  • I’d suggest opting for a sunset camel trek, so you can climb the dunes for the sunrise.
  • Let the tour company know in advance if you have any dietary requirements, especially if you are vegetarian. Chances are you’ll pick up the ingredients along the way.
  • Most of the camps have some sort of toilet facility, ranging from little concrete toilet blocks to individual toilet tents.

Erg Chebbi or Erg Chigaga?

Erg Chebbi is the other area of dunes in Morocco for desert camps. It’s quite a different experience to Erg Chigaga, and we’ve written about our adventures there in this post.

Can’t decide between Ergs Chebbi and Chigaga? Take a look at my blog post here to help chose the best one for you.

Found this post useful? Why not pin it for later…

How to visit the Erg Chigaga desert camp in Morocco, what it's like to spend the night camping with desert nomads, and why you should include it on your Morocco itinerary.

More from Heather Cole
Gorilla Trekking in Rwanda or Uganda – which is best?
For many travellers, gorilla trekking in Rwanda or Uganda is the ultimate...
Read More
Join the Conversation


Leave a comment

Your email address will not be published.
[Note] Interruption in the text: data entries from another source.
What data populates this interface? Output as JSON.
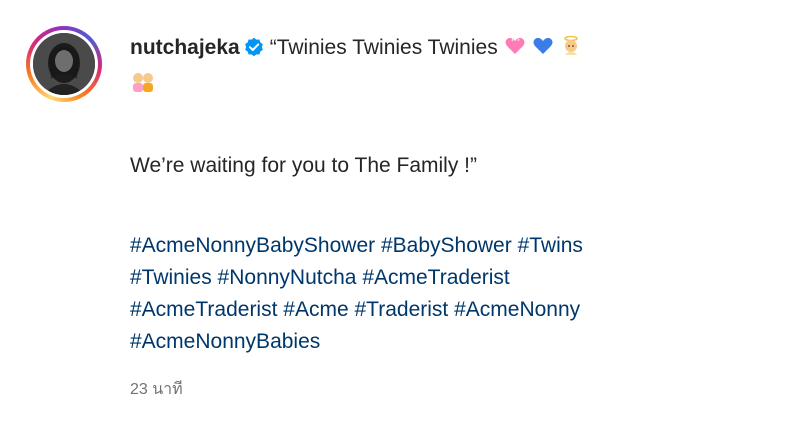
{
  "post": {
    "username": "nutchajeka",
    "verified": true,
    "caption_line1": "“Twinies Twinies Twinies",
    "caption_line2": "We’re waiting for you to The Family !”",
    "emojis": [
      "pink-heart-icon",
      "blue-heart-icon",
      "baby-angel-icon",
      "two-babies-icon"
    ],
    "hashtags_line1": [
      "#AcmeNonnyBabyShower",
      "#BabyShower",
      "#Twins"
    ],
    "hashtags_line2": [
      "#Twinies",
      "#NonnyNutcha",
      "#AcmeTraderist"
    ],
    "hashtags_line3": [
      "#AcmeTraderist",
      "#Acme",
      "#Traderist",
      "#AcmeNonny"
    ],
    "hashtags_line4": [
      "#AcmeNonnyBabies"
    ],
    "timestamp": "23 นาที"
  },
  "colors": {
    "hashtag": "#00376b",
    "verified": "#0095f6",
    "timestamp": "#737373"
  }
}
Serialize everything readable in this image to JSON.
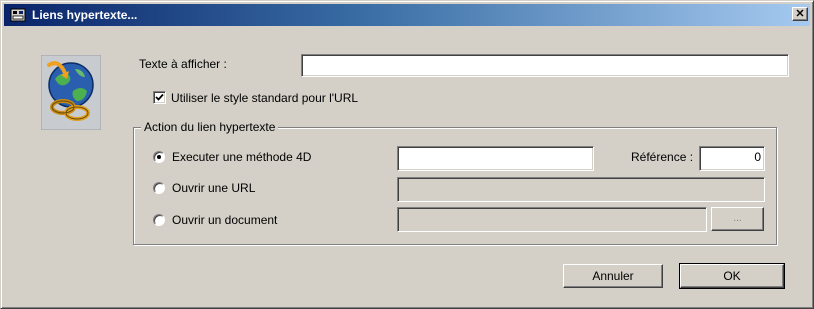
{
  "window": {
    "title": "Liens hypertexte...",
    "close_label": "✕",
    "app_icon": "window-app-icon",
    "logo_icon": "globe-chain-link-icon"
  },
  "display_text": {
    "label": "Texte à afficher :",
    "value": ""
  },
  "standard_style": {
    "label": "Utiliser le style standard pour l'URL",
    "checked": true
  },
  "action_group": {
    "title": "Action du lien hypertexte",
    "options": [
      {
        "label": "Executer une méthode 4D",
        "selected": true,
        "value": "",
        "enabled": true
      },
      {
        "label": "Ouvrir une URL",
        "selected": false,
        "value": "",
        "enabled": false
      },
      {
        "label": "Ouvrir un document",
        "selected": false,
        "value": "",
        "enabled": false
      }
    ],
    "reference": {
      "label": "Référence :",
      "value": "0"
    },
    "browse_label": "..."
  },
  "buttons": {
    "cancel": "Annuler",
    "ok": "OK"
  },
  "colors": {
    "titlebar_start": "#0a246a",
    "titlebar_end": "#a6caf0",
    "face": "#d4d0c8"
  }
}
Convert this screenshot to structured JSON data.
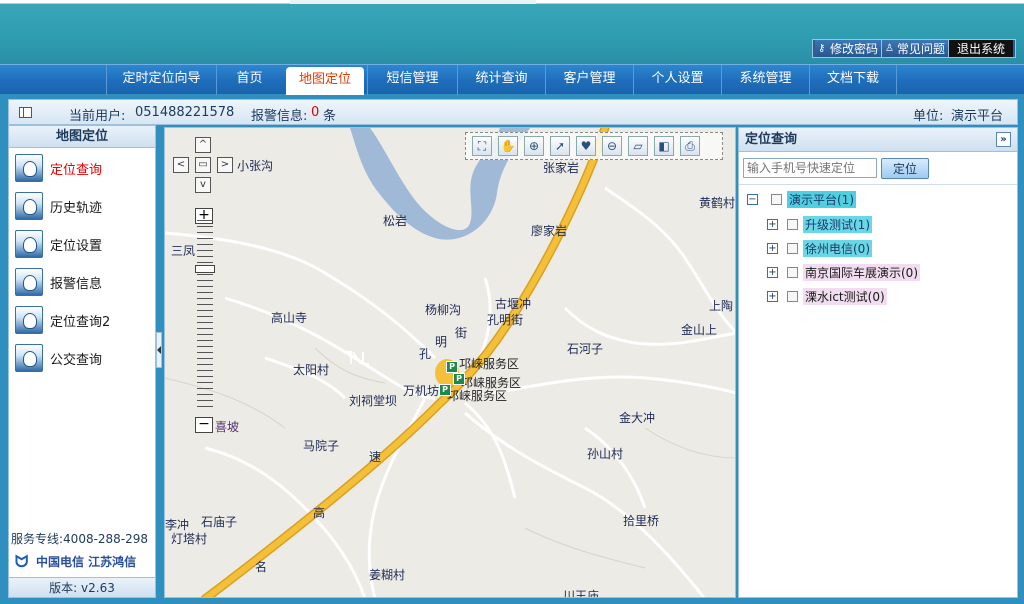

Required fields are marked *

This site uses Akismet to reduce spam. Learn how your comment data is processed.

  1. says: aditya

    Great article, thanks for sharing with us! It was really well written and simplified, even little kids can understand the language written here, thanks alot!!!

  2. says: Jackie

    Help! After reading your blog posts about visiting the desert, it was a no-brainer in choosing Erg Chigaga. The problem is that there seems to be two Luxury Desert Camps. Can you send me the URL for the one you used? And if you can ASAP, we are planning the trip now to go in May. Many thanks

    1. says: Heather Cole

      Hi Jackie, the basic camps at Chigaga are all operated by different families and you don’t book a specific camp,it just depends who you are travelling with and which camps they have links to. There are several basic camps each very similar and separate from each other so whichever you end up with should be good. We hired a car and driver through Lovely Travel based in Ouarzazate, and they booked our camp if that helps? Hope you have a great trip, let me know how it goes. Maybe see you in May, we’ll be back in Morocco again then too 🙂

  3. says: Olivia

    Wondering if you can give me a contact for your car w/driver hire and stay at Erg Chigaga. I loved your analysis of both Chebbi and Chigaga and Chigaga is definately more our style. We are going to be there in 2 weeks! Thanks!!

    1. says: Heather Cole

      Thanks Olivia. We used Lovely Travel which is based in Ouarzazate – we usually just ask to hire a car and driver (ask for Hicham if poss, he’s really good, and speaks great English) and tell them what we want rather than booking on a tour. Mention you’ve heard about them from me and I’m sure Iatimad in the office will help you out! Have a great time, and let me know what you think!! 🙂

  4. says: Adrian of Adrian's Travel Tales

    Wow, it’s hard to come up with words to describe how jealous I am. That sounds AMAZING! I would love to chat with you more about Morocco as it is VERY high on my list and I’m thinking about heading there in January. The photos seem AMAZING! (Almost) Getting lost in a rain/sand storm is crazy though. Love it all! 😀

    1. says: Heather Cole

      Morocco is such a unique and eye opening place,hope you do get there in Jan, and I’m more than happy to chat about my favourite country, just send me a message.

  5. says: Sandra @ Tripper

    The colors are absolutely gorgeous. And nothing beats holding your husband’s hand, in the middle of a sand storm, to find the facilities… lol

  6. says: Susan

    Ok this is an awesome adventure. Maybe not the most pleasant, but quite the adventure! I love the photo of your luggage in front of your tent. I love all the photos you have here!

  7. says: Vicky

    What an experience! Love your writing and the photographs are amazing!!! Can’t wait to hear more about your trip, a true desert experience is even higher on my bucket list now 🙂

    1. says: Heather Cole

      Ahh, thanks Vicky. Plenty more on our Morocco trips on the blog (you might have guessed it’s my favourite country!).